[Problem]
Return the data below exactly as given, except for the images.

[Material provided]
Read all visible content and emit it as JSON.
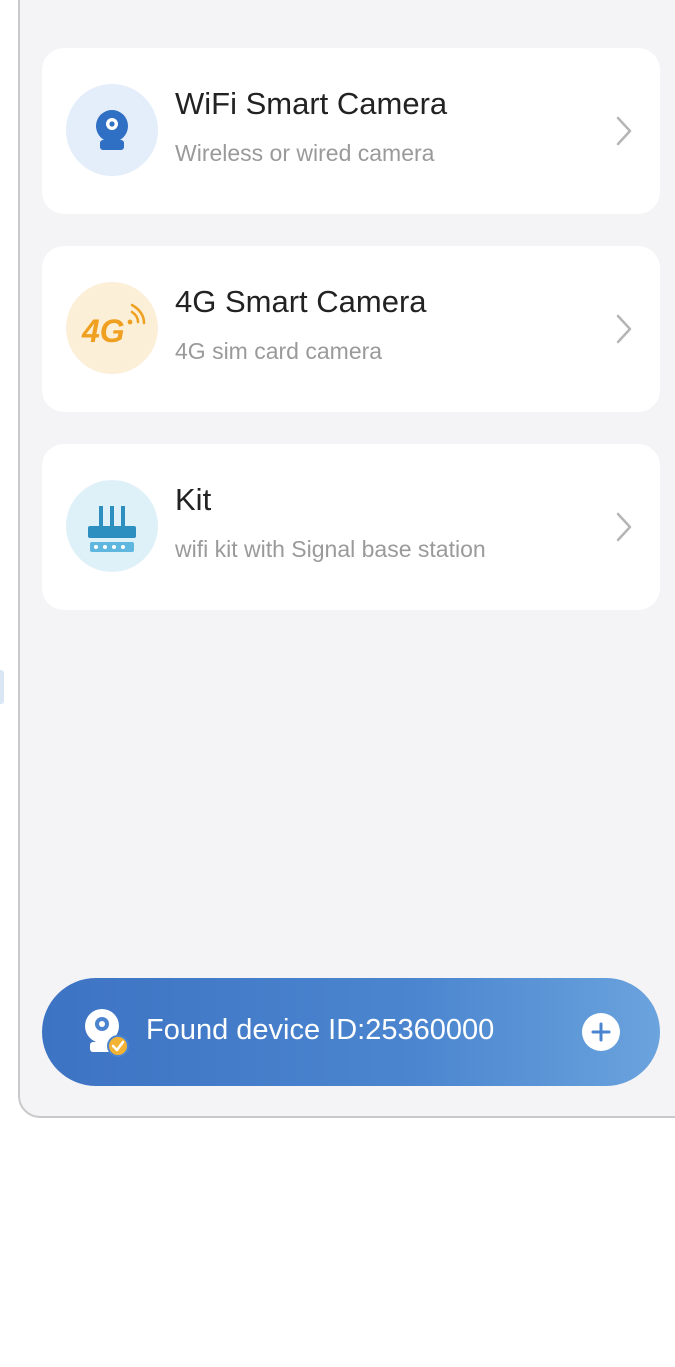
{
  "device_types": [
    {
      "id": "wifi",
      "title": "WiFi Smart Camera",
      "subtitle": "Wireless or wired camera",
      "icon": "camera-icon",
      "icon_bg": "#e3eefa",
      "icon_color": "#2f6fc4"
    },
    {
      "id": "4g",
      "title": "4G Smart Camera",
      "subtitle": "4G sim card camera",
      "icon": "4g-signal-icon",
      "icon_bg": "#fcefd7",
      "icon_color": "#f0a020",
      "icon_text": "4G"
    },
    {
      "id": "kit",
      "title": "Kit",
      "subtitle": "wifi kit with Signal base station",
      "icon": "router-icon",
      "icon_bg": "#dff1f8",
      "icon_color": "#2d8fbf"
    }
  ],
  "found_device": {
    "text": "Found device ID:25360000",
    "icon": "found-camera-icon",
    "action_icon": "plus-icon",
    "bg_color": "#4b85cf"
  },
  "colors": {
    "page_bg": "#f4f3f5",
    "card_bg": "#ffffff",
    "chevron": "#b5b5b5"
  }
}
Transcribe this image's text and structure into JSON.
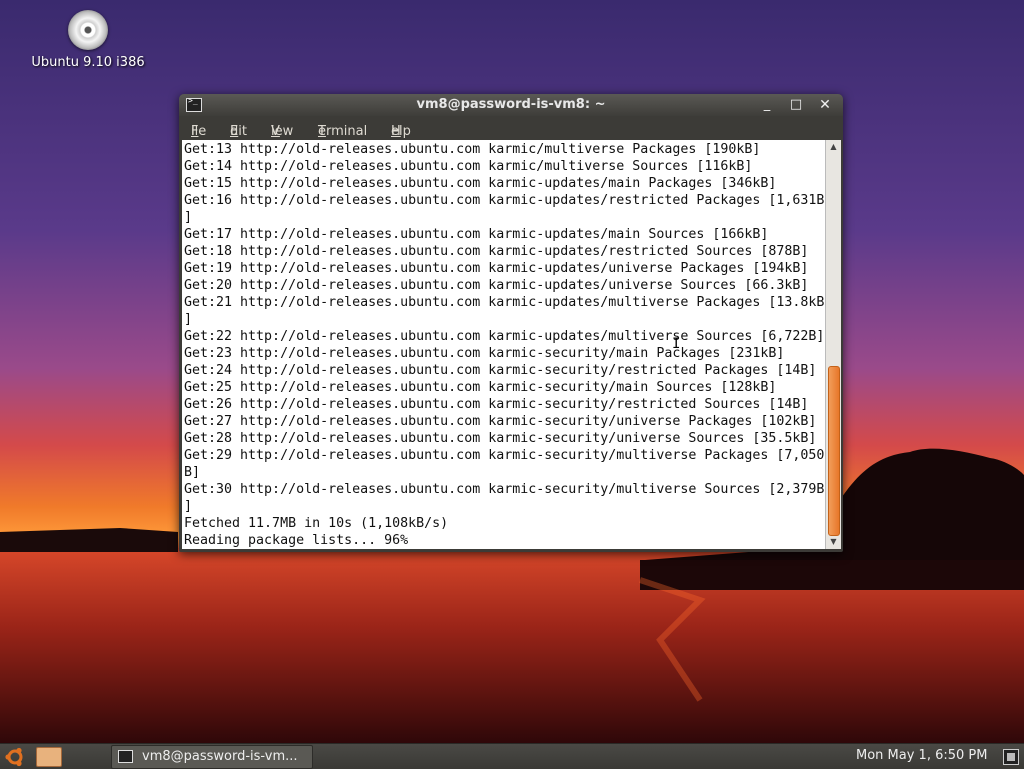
{
  "desktop": {
    "icon_label": "Ubuntu 9.10 i386"
  },
  "window": {
    "title": "vm8@password-is-vm8: ~",
    "buttons": {
      "minimize": "_",
      "maximize": "□",
      "close": "✕"
    },
    "menu": {
      "file": {
        "underlined": "F",
        "rest": "ile"
      },
      "edit": {
        "underlined": "E",
        "rest": "dit"
      },
      "view": {
        "underlined": "V",
        "rest": "iew"
      },
      "terminal": {
        "underlined": "T",
        "rest": "erminal"
      },
      "help": {
        "underlined": "H",
        "rest": "elp"
      }
    },
    "terminal_output": "Get:13 http://old-releases.ubuntu.com karmic/multiverse Packages [190kB]\nGet:14 http://old-releases.ubuntu.com karmic/multiverse Sources [116kB]\nGet:15 http://old-releases.ubuntu.com karmic-updates/main Packages [346kB]\nGet:16 http://old-releases.ubuntu.com karmic-updates/restricted Packages [1,631B\n]\nGet:17 http://old-releases.ubuntu.com karmic-updates/main Sources [166kB]\nGet:18 http://old-releases.ubuntu.com karmic-updates/restricted Sources [878B]\nGet:19 http://old-releases.ubuntu.com karmic-updates/universe Packages [194kB]\nGet:20 http://old-releases.ubuntu.com karmic-updates/universe Sources [66.3kB]\nGet:21 http://old-releases.ubuntu.com karmic-updates/multiverse Packages [13.8kB\n]\nGet:22 http://old-releases.ubuntu.com karmic-updates/multiverse Sources [6,722B]\nGet:23 http://old-releases.ubuntu.com karmic-security/main Packages [231kB]\nGet:24 http://old-releases.ubuntu.com karmic-security/restricted Packages [14B]\nGet:25 http://old-releases.ubuntu.com karmic-security/main Sources [128kB]\nGet:26 http://old-releases.ubuntu.com karmic-security/restricted Sources [14B]\nGet:27 http://old-releases.ubuntu.com karmic-security/universe Packages [102kB]\nGet:28 http://old-releases.ubuntu.com karmic-security/universe Sources [35.5kB]\nGet:29 http://old-releases.ubuntu.com karmic-security/multiverse Packages [7,050\nB]\nGet:30 http://old-releases.ubuntu.com karmic-security/multiverse Sources [2,379B\n]\nFetched 11.7MB in 10s (1,108kB/s)\nReading package lists... 96%"
  },
  "taskbar": {
    "task_label": "vm8@password-is-vm...",
    "clock": "Mon May  1,  6:50 PM"
  },
  "colors": {
    "accent_scroll_thumb": "#e7772a",
    "terminal_bg": "#ffffff",
    "window_chrome": "#3c3b37"
  }
}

[Solution]
Read all visible content and emit it as JSON.
{
  "device_types": [
    {
      "id": "wifi",
      "title": "WiFi Smart Camera",
      "subtitle": "Wireless or wired camera",
      "icon": "camera-icon",
      "icon_bg": "#e3eefa",
      "icon_color": "#2f6fc4"
    },
    {
      "id": "4g",
      "title": "4G Smart Camera",
      "subtitle": "4G sim card camera",
      "icon": "4g-signal-icon",
      "icon_bg": "#fcefd7",
      "icon_color": "#f0a020",
      "icon_text": "4G"
    },
    {
      "id": "kit",
      "title": "Kit",
      "subtitle": "wifi kit with Signal base station",
      "icon": "router-icon",
      "icon_bg": "#dff1f8",
      "icon_color": "#2d8fbf"
    }
  ],
  "found_device": {
    "text": "Found device ID:25360000",
    "icon": "found-camera-icon",
    "action_icon": "plus-icon",
    "bg_color": "#4b85cf"
  },
  "colors": {
    "page_bg": "#f4f3f5",
    "card_bg": "#ffffff",
    "chevron": "#b5b5b5"
  }
}
Transcribe this image's text and structure into JSON.
{
  "desktop": {
    "icon_label": "Ubuntu 9.10 i386"
  },
  "window": {
    "title": "vm8@password-is-vm8: ~",
    "buttons": {
      "minimize": "_",
      "maximize": "□",
      "close": "✕"
    },
    "menu": {
      "file": {
        "underlined": "F",
        "rest": "ile"
      },
      "edit": {
        "underlined": "E",
        "rest": "dit"
      },
      "view": {
        "underlined": "V",
        "rest": "iew"
      },
      "terminal": {
        "underlined": "T",
        "rest": "erminal"
      },
      "help": {
        "underlined": "H",
        "rest": "elp"
      }
    },
    "terminal_output": "Get:13 http://old-releases.ubuntu.com karmic/multiverse Packages [190kB]\nGet:14 http://old-releases.ubuntu.com karmic/multiverse Sources [116kB]\nGet:15 http://old-releases.ubuntu.com karmic-updates/main Packages [346kB]\nGet:16 http://old-releases.ubuntu.com karmic-updates/restricted Packages [1,631B\n]\nGet:17 http://old-releases.ubuntu.com karmic-updates/main Sources [166kB]\nGet:18 http://old-releases.ubuntu.com karmic-updates/restricted Sources [878B]\nGet:19 http://old-releases.ubuntu.com karmic-updates/universe Packages [194kB]\nGet:20 http://old-releases.ubuntu.com karmic-updates/universe Sources [66.3kB]\nGet:21 http://old-releases.ubuntu.com karmic-updates/multiverse Packages [13.8kB\n]\nGet:22 http://old-releases.ubuntu.com karmic-updates/multiverse Sources [6,722B]\nGet:23 http://old-releases.ubuntu.com karmic-security/main Packages [231kB]\nGet:24 http://old-releases.ubuntu.com karmic-security/restricted Packages [14B]\nGet:25 http://old-releases.ubuntu.com karmic-security/main Sources [128kB]\nGet:26 http://old-releases.ubuntu.com karmic-security/restricted Sources [14B]\nGet:27 http://old-releases.ubuntu.com karmic-security/universe Packages [102kB]\nGet:28 http://old-releases.ubuntu.com karmic-security/universe Sources [35.5kB]\nGet:29 http://old-releases.ubuntu.com karmic-security/multiverse Packages [7,050\nB]\nGet:30 http://old-releases.ubuntu.com karmic-security/multiverse Sources [2,379B\n]\nFetched 11.7MB in 10s (1,108kB/s)\nReading package lists... 96%"
  },
  "taskbar": {
    "task_label": "vm8@password-is-vm...",
    "clock": "Mon May  1,  6:50 PM"
  },
  "colors": {
    "accent_scroll_thumb": "#e7772a",
    "terminal_bg": "#ffffff",
    "window_chrome": "#3c3b37"
  }
}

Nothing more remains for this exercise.